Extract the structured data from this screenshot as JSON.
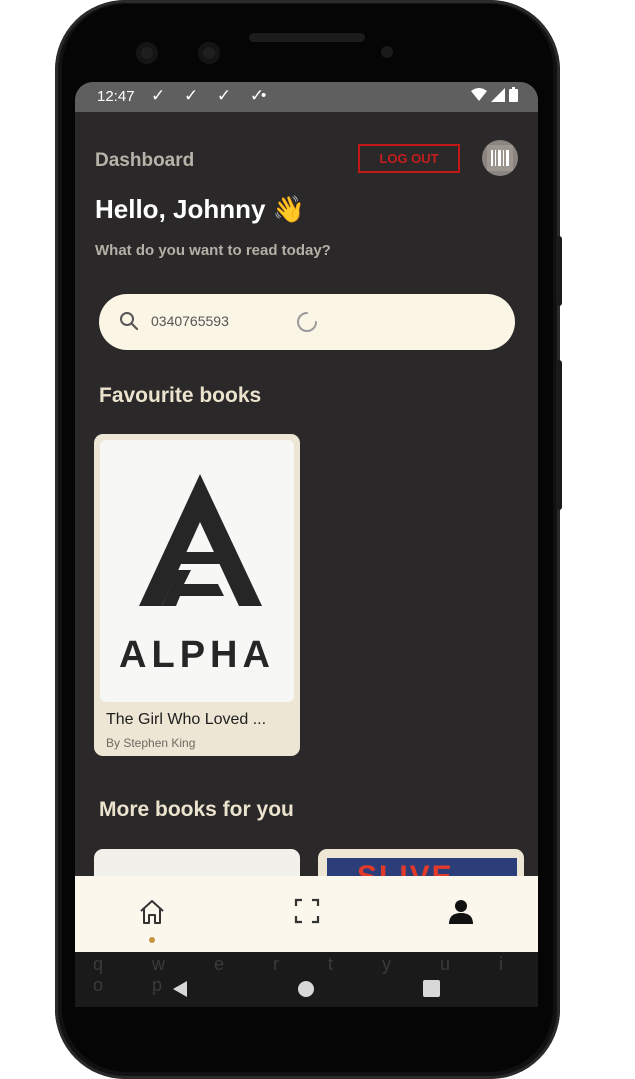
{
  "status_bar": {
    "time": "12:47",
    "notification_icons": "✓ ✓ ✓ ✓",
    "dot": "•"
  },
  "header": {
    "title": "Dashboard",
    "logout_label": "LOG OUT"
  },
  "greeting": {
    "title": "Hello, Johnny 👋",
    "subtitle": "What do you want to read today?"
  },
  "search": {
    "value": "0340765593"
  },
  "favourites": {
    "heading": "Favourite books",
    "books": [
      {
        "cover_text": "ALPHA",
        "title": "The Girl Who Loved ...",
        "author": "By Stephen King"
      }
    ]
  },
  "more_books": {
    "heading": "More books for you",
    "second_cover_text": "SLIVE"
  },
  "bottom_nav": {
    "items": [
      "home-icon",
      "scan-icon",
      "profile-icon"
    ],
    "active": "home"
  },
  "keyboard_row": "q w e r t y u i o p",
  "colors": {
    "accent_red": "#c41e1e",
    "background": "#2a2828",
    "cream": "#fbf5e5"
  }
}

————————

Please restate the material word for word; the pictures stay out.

Extract the structured data from this screenshot as JSON.
{
  "status_bar": {
    "time": "12:47",
    "notification_icons": "✓ ✓ ✓ ✓",
    "dot": "•"
  },
  "header": {
    "title": "Dashboard",
    "logout_label": "LOG OUT"
  },
  "greeting": {
    "title": "Hello, Johnny 👋",
    "subtitle": "What do you want to read today?"
  },
  "search": {
    "value": "0340765593"
  },
  "favourites": {
    "heading": "Favourite books",
    "books": [
      {
        "cover_text": "ALPHA",
        "title": "The Girl Who Loved ...",
        "author": "By Stephen King"
      }
    ]
  },
  "more_books": {
    "heading": "More books for you",
    "second_cover_text": "SLIVE"
  },
  "bottom_nav": {
    "items": [
      "home-icon",
      "scan-icon",
      "profile-icon"
    ],
    "active": "home"
  },
  "keyboard_row": "q w e r t y u i o p",
  "colors": {
    "accent_red": "#c41e1e",
    "background": "#2a2828",
    "cream": "#fbf5e5"
  }
}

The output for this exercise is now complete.